■ ASSIGNMENT
Copy the entries exactly, leaving out nothing.
>>>>>
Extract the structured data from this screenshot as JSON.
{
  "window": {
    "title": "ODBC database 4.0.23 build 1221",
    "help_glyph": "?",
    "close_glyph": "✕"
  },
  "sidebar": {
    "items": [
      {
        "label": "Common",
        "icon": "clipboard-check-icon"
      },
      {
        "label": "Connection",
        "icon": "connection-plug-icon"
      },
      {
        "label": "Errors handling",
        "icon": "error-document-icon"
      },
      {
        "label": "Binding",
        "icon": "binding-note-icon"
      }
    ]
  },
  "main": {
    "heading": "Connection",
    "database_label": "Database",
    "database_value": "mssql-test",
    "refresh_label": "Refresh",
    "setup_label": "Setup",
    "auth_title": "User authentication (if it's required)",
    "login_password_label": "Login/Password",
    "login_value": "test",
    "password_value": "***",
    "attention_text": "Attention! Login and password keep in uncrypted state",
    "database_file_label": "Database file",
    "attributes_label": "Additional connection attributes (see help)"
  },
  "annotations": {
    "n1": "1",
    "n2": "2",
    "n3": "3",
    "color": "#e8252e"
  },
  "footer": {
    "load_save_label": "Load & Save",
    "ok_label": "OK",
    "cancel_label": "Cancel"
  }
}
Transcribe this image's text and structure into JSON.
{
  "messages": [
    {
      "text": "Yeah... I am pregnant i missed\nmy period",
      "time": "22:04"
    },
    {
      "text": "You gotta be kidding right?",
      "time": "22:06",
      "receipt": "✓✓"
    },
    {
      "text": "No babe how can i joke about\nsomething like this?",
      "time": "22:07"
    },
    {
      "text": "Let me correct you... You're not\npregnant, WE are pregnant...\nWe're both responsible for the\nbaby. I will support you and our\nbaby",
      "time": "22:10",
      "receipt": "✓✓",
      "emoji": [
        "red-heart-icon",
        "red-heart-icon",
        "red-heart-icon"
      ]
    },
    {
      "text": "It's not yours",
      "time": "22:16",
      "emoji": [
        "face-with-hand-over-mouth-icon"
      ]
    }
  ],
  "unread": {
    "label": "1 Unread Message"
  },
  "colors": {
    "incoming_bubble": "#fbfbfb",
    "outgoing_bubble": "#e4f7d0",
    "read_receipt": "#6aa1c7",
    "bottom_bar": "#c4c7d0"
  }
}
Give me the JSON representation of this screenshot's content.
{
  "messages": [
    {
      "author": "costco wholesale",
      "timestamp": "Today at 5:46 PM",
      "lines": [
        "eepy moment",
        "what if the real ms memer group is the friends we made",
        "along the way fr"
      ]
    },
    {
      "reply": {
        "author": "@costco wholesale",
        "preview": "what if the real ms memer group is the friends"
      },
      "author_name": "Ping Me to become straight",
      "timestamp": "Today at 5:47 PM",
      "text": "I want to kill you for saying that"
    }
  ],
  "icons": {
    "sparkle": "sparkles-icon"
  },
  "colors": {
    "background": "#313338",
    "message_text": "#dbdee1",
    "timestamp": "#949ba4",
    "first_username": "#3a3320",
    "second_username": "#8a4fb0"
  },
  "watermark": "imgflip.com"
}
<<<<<
■ RESULT BELOW
Extract the structured data from this screenshot as JSON.
{
  "window": {
    "title": "ODBC database 4.0.23 build 1221",
    "help_glyph": "?",
    "close_glyph": "✕"
  },
  "sidebar": {
    "items": [
      {
        "label": "Common",
        "icon": "clipboard-check-icon"
      },
      {
        "label": "Connection",
        "icon": "connection-plug-icon"
      },
      {
        "label": "Errors handling",
        "icon": "error-document-icon"
      },
      {
        "label": "Binding",
        "icon": "binding-note-icon"
      }
    ]
  },
  "main": {
    "heading": "Connection",
    "database_label": "Database",
    "database_value": "mssql-test",
    "refresh_label": "Refresh",
    "setup_label": "Setup",
    "auth_title": "User authentication (if it's required)",
    "login_password_label": "Login/Password",
    "login_value": "test",
    "password_value": "***",
    "attention_text": "Attention! Login and password keep in uncrypted state",
    "database_file_label": "Database file",
    "attributes_label": "Additional connection attributes (see help)"
  },
  "annotations": {
    "n1": "1",
    "n2": "2",
    "n3": "3",
    "color": "#e8252e"
  },
  "footer": {
    "load_save_label": "Load & Save",
    "ok_label": "OK",
    "cancel_label": "Cancel"
  }
}
Transcribe this image's text and structure into JSON.
{
  "messages": [
    {
      "text": "Yeah... I am pregnant i missed\nmy period",
      "time": "22:04"
    },
    {
      "text": "You gotta be kidding right?",
      "time": "22:06",
      "receipt": "✓✓"
    },
    {
      "text": "No babe how can i joke about\nsomething like this?",
      "time": "22:07"
    },
    {
      "text": "Let me correct you... You're not\npregnant, WE are pregnant...\nWe're both responsible for the\nbaby. I will support you and our\nbaby",
      "time": "22:10",
      "receipt": "✓✓",
      "emoji": [
        "red-heart-icon",
        "red-heart-icon",
        "red-heart-icon"
      ]
    },
    {
      "text": "It's not yours",
      "time": "22:16",
      "emoji": [
        "face-with-hand-over-mouth-icon"
      ]
    }
  ],
  "unread": {
    "label": "1 Unread Message"
  },
  "colors": {
    "incoming_bubble": "#fbfbfb",
    "outgoing_bubble": "#e4f7d0",
    "read_receipt": "#6aa1c7",
    "bottom_bar": "#c4c7d0"
  }
}
Give me the JSON representation of this screenshot's content.
{
  "messages": [
    {
      "author": "costco wholesale",
      "timestamp": "Today at 5:46 PM",
      "lines": [
        "eepy moment",
        "what if the real ms memer group is the friends we made",
        "along the way fr"
      ]
    },
    {
      "reply": {
        "author": "@costco wholesale",
        "preview": "what if the real ms memer group is the friends"
      },
      "author_name": "Ping Me to become straight",
      "timestamp": "Today at 5:47 PM",
      "text": "I want to kill you for saying that"
    }
  ],
  "icons": {
    "sparkle": "sparkles-icon"
  },
  "colors": {
    "background": "#313338",
    "message_text": "#dbdee1",
    "timestamp": "#949ba4",
    "first_username": "#3a3320",
    "second_username": "#8a4fb0"
  },
  "watermark": "imgflip.com"
}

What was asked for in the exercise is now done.